Directed by Brett Ratner [Other horror films: N/A]
I’ve not seen Manhunter, the 1986 movie which was the first to portray Hannibal Lecter. The film used to get a bit of a bad rap, but in recent years, I’ve heard pretty positive things about it, and when I do get to that one, I generally expect to enjoy it for what it is. Red Dragon is based off that same novel, though, and with strong star power and a decent story, the film stands out well in my opinion.
Admittedly, I like the story in 2001’s Hannibal more than the story here, but I think the cast for this one is of a higher caliber. Anthony Hopkins does well in his limited screen-time, but he’s not near as memorable here as The Silence of the Lambs. Edward Norton, an actor I enjoy in everything from The Incredible Hulk to Moonrise Kingdom, does great here, and it’s always fun to see Norton on-screen, even if he’s played a tortured FBI agent.
Ralph Fiennes (who played Voldemort in the Harry Potter films) does a fantastic job as the insane Dolarhyde. At times gentle, at times fierce, Fiennes really put a lot into his performance. Philip Seymour Hoffman isn’t a name I really know, but he stood out as a sleazy journalist. I didn’t like his character, but he did a solid job. Others who are worth a mention include Anthony Heald (from The Silence in the Lambs), Ken Leung (2004’s Saw, along with the ill-fated series Inhumans), Harvey Keitel (Pulp Fiction), Emily Watson (I don’t know her, but she is attractive, with a strong performance), and Mary-Louise Parker (a reoccurring character on The West Wing).
With as many solid cast members as there were, it’d be easy to think the story doesn’t matter, but of course it does. While I appreciated the story in Hannibal more, I did like Norton’s quest to catch the Tooth Fairy killer, and like I said, Fiennes did a great job with his role, especially around Watson’s character, who was an interesting addition.
I’d argue that, cast aside, and some story elements, the film’s not really that memorable, and it definitely doesn’t have memorable kills as Hannibal did (though the wheelchair on fire scene was pretty decent). Really, it’s an okay thriller, but since they went a slightly more psychological route, and didn’t really focus much on Lecter, I didn’t find myself enjoying it as much as I did when I’ve seen it before.

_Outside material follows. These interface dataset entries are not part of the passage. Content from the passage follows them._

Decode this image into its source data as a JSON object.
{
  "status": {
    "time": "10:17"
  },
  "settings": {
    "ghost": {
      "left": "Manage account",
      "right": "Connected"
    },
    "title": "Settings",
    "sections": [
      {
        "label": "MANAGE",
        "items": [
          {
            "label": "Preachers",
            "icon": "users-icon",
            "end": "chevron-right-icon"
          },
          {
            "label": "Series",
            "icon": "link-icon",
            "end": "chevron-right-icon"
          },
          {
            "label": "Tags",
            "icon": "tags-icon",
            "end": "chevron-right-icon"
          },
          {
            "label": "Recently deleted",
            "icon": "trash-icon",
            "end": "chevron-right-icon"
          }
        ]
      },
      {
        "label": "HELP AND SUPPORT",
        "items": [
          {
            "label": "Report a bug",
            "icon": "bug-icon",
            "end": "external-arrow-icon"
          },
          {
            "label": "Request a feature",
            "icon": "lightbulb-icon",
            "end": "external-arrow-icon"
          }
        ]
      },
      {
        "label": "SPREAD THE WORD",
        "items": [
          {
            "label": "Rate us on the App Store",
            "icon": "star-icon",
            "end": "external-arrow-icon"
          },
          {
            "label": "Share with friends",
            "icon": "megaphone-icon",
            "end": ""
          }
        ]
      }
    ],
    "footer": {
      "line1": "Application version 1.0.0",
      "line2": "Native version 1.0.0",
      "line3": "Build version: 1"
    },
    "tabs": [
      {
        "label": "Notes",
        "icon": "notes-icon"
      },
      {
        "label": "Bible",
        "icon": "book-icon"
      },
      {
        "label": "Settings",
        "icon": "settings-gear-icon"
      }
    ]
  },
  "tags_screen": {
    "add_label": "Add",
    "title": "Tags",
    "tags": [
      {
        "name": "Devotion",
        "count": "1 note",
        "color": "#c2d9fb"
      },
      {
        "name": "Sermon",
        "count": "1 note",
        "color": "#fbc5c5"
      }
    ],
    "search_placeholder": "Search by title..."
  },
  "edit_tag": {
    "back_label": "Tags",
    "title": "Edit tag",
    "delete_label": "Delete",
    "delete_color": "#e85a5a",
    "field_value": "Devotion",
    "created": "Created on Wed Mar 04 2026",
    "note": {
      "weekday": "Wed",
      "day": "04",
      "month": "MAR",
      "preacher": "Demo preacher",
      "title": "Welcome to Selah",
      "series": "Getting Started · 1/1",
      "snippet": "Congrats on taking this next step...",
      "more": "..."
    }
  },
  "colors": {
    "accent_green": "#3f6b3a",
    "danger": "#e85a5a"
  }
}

None of this means I find the film bad, as I don’t. I do think it’s closer to average than the series has come before, but I think Norton alone is able to help boost the movie up at least a point. I’d certainly recommend this, but I don’t think it’s really as good as Hannibal.